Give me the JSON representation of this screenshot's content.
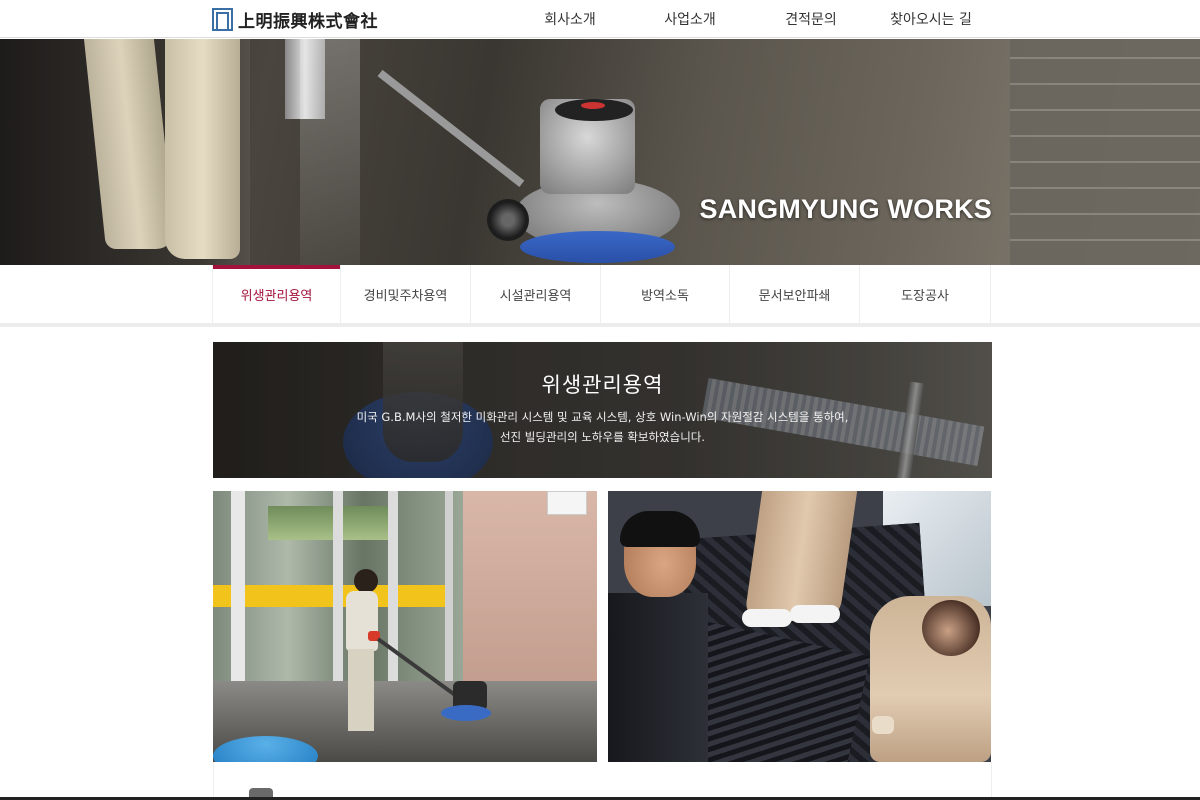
{
  "header": {
    "logo_text": "上明振興株式會社",
    "nav": [
      {
        "label": "회사소개"
      },
      {
        "label": "사업소개"
      },
      {
        "label": "견적문의"
      },
      {
        "label": "찾아오시는 길"
      }
    ]
  },
  "hero": {
    "title": "SANGMYUNG WORKS"
  },
  "subnav": {
    "tabs": [
      {
        "label": "위생관리용역",
        "active": true
      },
      {
        "label": "경비및주차용역",
        "active": false
      },
      {
        "label": "시설관리용역",
        "active": false
      },
      {
        "label": "방역소독",
        "active": false
      },
      {
        "label": "문서보안파쇄",
        "active": false
      },
      {
        "label": "도장공사",
        "active": false
      }
    ]
  },
  "banner": {
    "title": "위생관리용역",
    "desc_line1": "미국 G.B.M사의 철저한 미화관리 시스템 및 교육 시스템, 상호 Win-Win의 자원절감 시스템을 통하여,",
    "desc_line2": "선진 빌딩관리의 노하우를 확보하였습니다."
  },
  "colors": {
    "accent": "#a3123a",
    "logo_blue": "#3a6fa6"
  }
}
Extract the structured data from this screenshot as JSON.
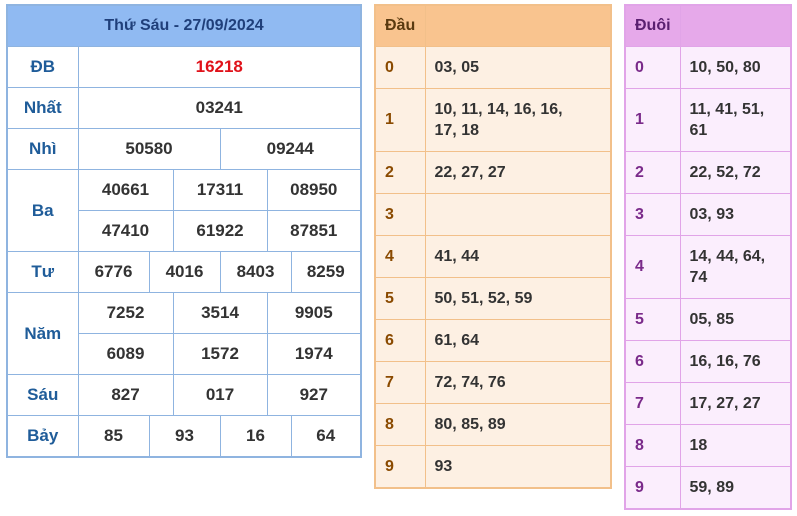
{
  "results": {
    "title": "Thứ Sáu - 27/09/2024",
    "rows": {
      "db": {
        "label": "ĐB",
        "values": [
          "16218"
        ]
      },
      "nhat": {
        "label": "Nhất",
        "values": [
          "03241"
        ]
      },
      "nhi": {
        "label": "Nhì",
        "values": [
          "50580",
          "09244"
        ]
      },
      "ba": {
        "label": "Ba",
        "values": [
          "40661",
          "17311",
          "08950",
          "47410",
          "61922",
          "87851"
        ]
      },
      "tu": {
        "label": "Tư",
        "values": [
          "6776",
          "4016",
          "8403",
          "8259"
        ]
      },
      "nam": {
        "label": "Năm",
        "values": [
          "7252",
          "3514",
          "9905",
          "6089",
          "1572",
          "1974"
        ]
      },
      "sau": {
        "label": "Sáu",
        "values": [
          "827",
          "017",
          "927"
        ]
      },
      "bay": {
        "label": "Bảy",
        "values": [
          "85",
          "93",
          "16",
          "64"
        ]
      }
    }
  },
  "dau": {
    "header": "Đầu",
    "rows": [
      {
        "key": "0",
        "values": "03, 05"
      },
      {
        "key": "1",
        "values": "10, 11, 14, 16, 16, 17, 18"
      },
      {
        "key": "2",
        "values": "22, 27, 27"
      },
      {
        "key": "3",
        "values": ""
      },
      {
        "key": "4",
        "values": "41, 44"
      },
      {
        "key": "5",
        "values": "50, 51, 52, 59"
      },
      {
        "key": "6",
        "values": "61, 64"
      },
      {
        "key": "7",
        "values": "72, 74, 76"
      },
      {
        "key": "8",
        "values": "80, 85, 89"
      },
      {
        "key": "9",
        "values": "93"
      }
    ]
  },
  "duoi": {
    "header": "Đuôi",
    "rows": [
      {
        "key": "0",
        "values": "10, 50, 80"
      },
      {
        "key": "1",
        "values": "11, 41, 51, 61"
      },
      {
        "key": "2",
        "values": "22, 52, 72"
      },
      {
        "key": "3",
        "values": "03, 93"
      },
      {
        "key": "4",
        "values": "14, 44, 64, 74"
      },
      {
        "key": "5",
        "values": "05, 85"
      },
      {
        "key": "6",
        "values": "16, 16, 76"
      },
      {
        "key": "7",
        "values": "17, 27, 27"
      },
      {
        "key": "8",
        "values": "18"
      },
      {
        "key": "9",
        "values": "59, 89"
      }
    ]
  }
}
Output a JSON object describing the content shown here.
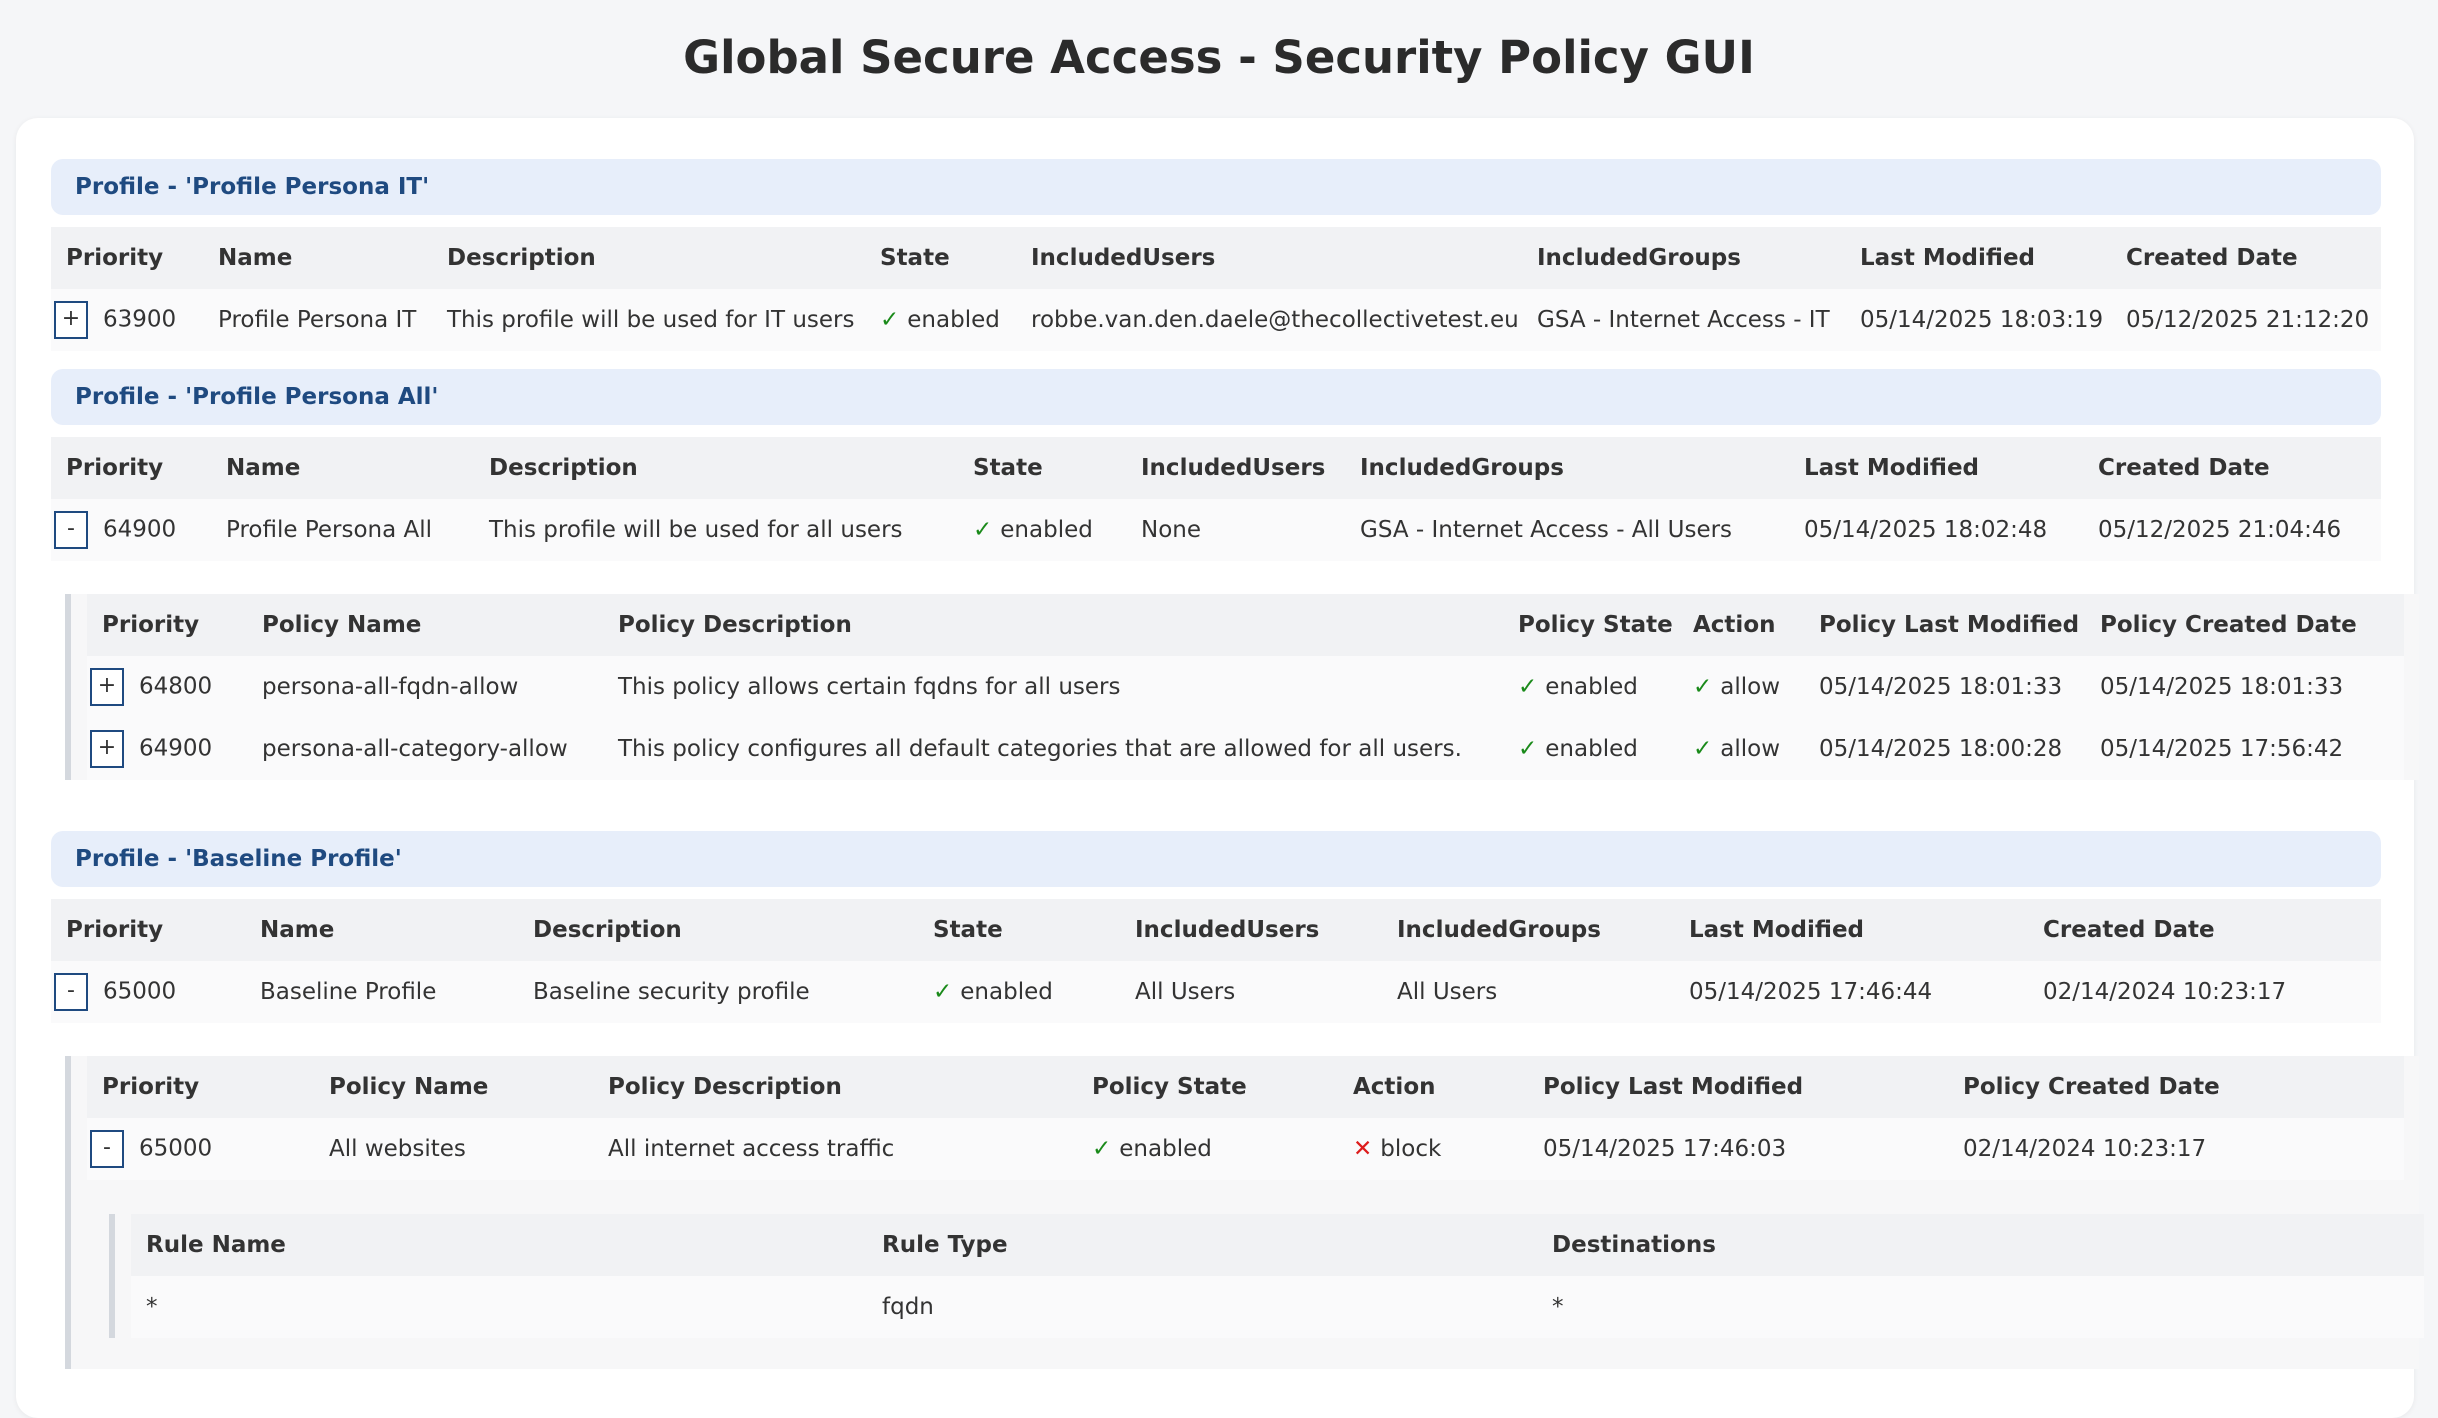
{
  "title": "Global Secure Access - Security Policy GUI",
  "profile_headers": [
    "Priority",
    "Name",
    "Description",
    "State",
    "IncludedUsers",
    "IncludedGroups",
    "Last Modified",
    "Created Date"
  ],
  "policy_headers": [
    "Priority",
    "Policy Name",
    "Policy Description",
    "Policy State",
    "Action",
    "Policy Last Modified",
    "Policy Created Date"
  ],
  "rule_headers": [
    "Rule Name",
    "Rule Type",
    "Destinations"
  ],
  "profiles": [
    {
      "header": "Profile - 'Profile Persona IT'",
      "toggle": "+",
      "priority": "63900",
      "name": "Profile Persona IT",
      "description": "This profile will be used for IT users",
      "state": "enabled",
      "included_users": "robbe.van.den.daele@thecollectivetest.eu",
      "included_groups": "GSA - Internet Access - IT",
      "last_modified": "05/14/2025 18:03:19",
      "created_date": "05/12/2025 21:12:20"
    },
    {
      "header": "Profile - 'Profile Persona All'",
      "toggle": "-",
      "priority": "64900",
      "name": "Profile Persona All",
      "description": "This profile will be used for all users",
      "state": "enabled",
      "included_users": "None",
      "included_groups": "GSA - Internet Access - All Users",
      "last_modified": "05/14/2025 18:02:48",
      "created_date": "05/12/2025 21:04:46",
      "policies": [
        {
          "toggle": "+",
          "priority": "64800",
          "name": "persona-all-fqdn-allow",
          "description": "This policy allows certain fqdns for all users",
          "state": "enabled",
          "action": "allow",
          "last_modified": "05/14/2025 18:01:33",
          "created_date": "05/14/2025 18:01:33"
        },
        {
          "toggle": "+",
          "priority": "64900",
          "name": "persona-all-category-allow",
          "description": "This policy configures all default categories that are allowed for all users.",
          "state": "enabled",
          "action": "allow",
          "last_modified": "05/14/2025 18:00:28",
          "created_date": "05/14/2025 17:56:42"
        }
      ]
    },
    {
      "header": "Profile - 'Baseline Profile'",
      "toggle": "-",
      "priority": "65000",
      "name": "Baseline Profile",
      "description": "Baseline security profile",
      "state": "enabled",
      "included_users": "All Users",
      "included_groups": "All Users",
      "last_modified": "05/14/2025 17:46:44",
      "created_date": "02/14/2024 10:23:17",
      "policies": [
        {
          "toggle": "-",
          "priority": "65000",
          "name": "All websites",
          "description": "All internet access traffic",
          "state": "enabled",
          "action": "block",
          "last_modified": "05/14/2025 17:46:03",
          "created_date": "02/14/2024 10:23:17",
          "rules": [
            {
              "name": "*",
              "type": "fqdn",
              "destinations": "*"
            }
          ]
        }
      ]
    }
  ],
  "icons": {
    "check": "✓",
    "cross": "✕"
  },
  "colors": {
    "accent": "#1f4a80",
    "check": "#1a8a1a",
    "cross": "#dd1c1c",
    "header_bg": "#e7eefa"
  }
}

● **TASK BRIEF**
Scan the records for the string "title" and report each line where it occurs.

● **ANSWER FOR THE TASK**
    "title": "SANGMYUNG WORKS"
    "title": "위생관리용역",
    "title": "Thứ Sáu - 27/09/2024",
  "title": "Global Secure Access - Security Policy GUI",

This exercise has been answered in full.